> [What to work on]
An image-free, exact copy of the records below is required.

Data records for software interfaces
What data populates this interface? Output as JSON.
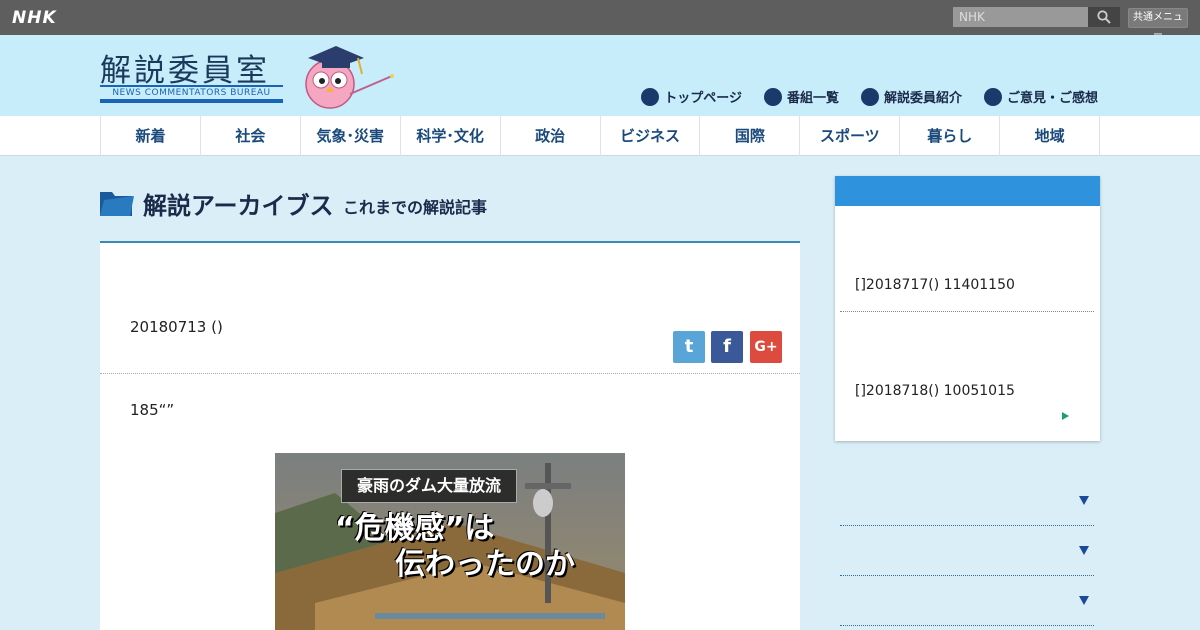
{
  "topbar": {
    "logo": "NHK",
    "search_placeholder": "NHK",
    "common_menu": "共通メニュー"
  },
  "header": {
    "title": "解説委員室",
    "subtitle": "NEWS COMMENTATORS BUREAU",
    "links": [
      {
        "label": "トップページ",
        "icon": "home-icon"
      },
      {
        "label": "番組一覧",
        "icon": "tv-icon"
      },
      {
        "label": "解説委員紹介",
        "icon": "person-icon"
      },
      {
        "label": "ご意見・ご感想",
        "icon": "mail-icon"
      }
    ]
  },
  "nav": {
    "items": [
      "新着",
      "社会",
      "気象･災害",
      "科学･文化",
      "政治",
      "ビジネス",
      "国際",
      "スポーツ",
      "暮らし",
      "地域"
    ]
  },
  "archive": {
    "title": "解説アーカイブス",
    "subtitle": "これまでの解説記事"
  },
  "article": {
    "date": "20180713 ()",
    "lead": "185“”",
    "share": {
      "twitter": "t",
      "facebook": "f",
      "google": "G+"
    },
    "image": {
      "caption1": "豪雨のダム大量放流",
      "caption2": "“危機感”は",
      "caption3": "伝わったのか"
    }
  },
  "sidebar": {
    "entries": [
      "[]2018717() 11401150",
      "[]2018718() 10051015"
    ],
    "accordion_count": 3
  },
  "colors": {
    "topbar": "#5e5e5e",
    "header": "#c7ecfa",
    "page_bg": "#d9eef6",
    "accent": "#2e93dc",
    "twitter": "#5aa5d8",
    "facebook": "#3b5998",
    "google": "#dc4b3e"
  }
}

> [Task result]
What data populates this interface? Output as JSON.
{
  "topbar": {
    "logo": "NHK",
    "search_placeholder": "NHK",
    "common_menu": "共通メニュー"
  },
  "header": {
    "title": "解説委員室",
    "subtitle": "NEWS COMMENTATORS BUREAU",
    "links": [
      {
        "label": "トップページ",
        "icon": "home-icon"
      },
      {
        "label": "番組一覧",
        "icon": "tv-icon"
      },
      {
        "label": "解説委員紹介",
        "icon": "person-icon"
      },
      {
        "label": "ご意見・ご感想",
        "icon": "mail-icon"
      }
    ]
  },
  "nav": {
    "items": [
      "新着",
      "社会",
      "気象･災害",
      "科学･文化",
      "政治",
      "ビジネス",
      "国際",
      "スポーツ",
      "暮らし",
      "地域"
    ]
  },
  "archive": {
    "title": "解説アーカイブス",
    "subtitle": "これまでの解説記事"
  },
  "article": {
    "date": "20180713 ()",
    "lead": "185“”",
    "share": {
      "twitter": "t",
      "facebook": "f",
      "google": "G+"
    },
    "image": {
      "caption1": "豪雨のダム大量放流",
      "caption2": "“危機感”は",
      "caption3": "伝わったのか"
    }
  },
  "sidebar": {
    "entries": [
      "[]2018717() 11401150",
      "[]2018718() 10051015"
    ],
    "accordion_count": 3
  },
  "colors": {
    "topbar": "#5e5e5e",
    "header": "#c7ecfa",
    "page_bg": "#d9eef6",
    "accent": "#2e93dc",
    "twitter": "#5aa5d8",
    "facebook": "#3b5998",
    "google": "#dc4b3e"
  }
}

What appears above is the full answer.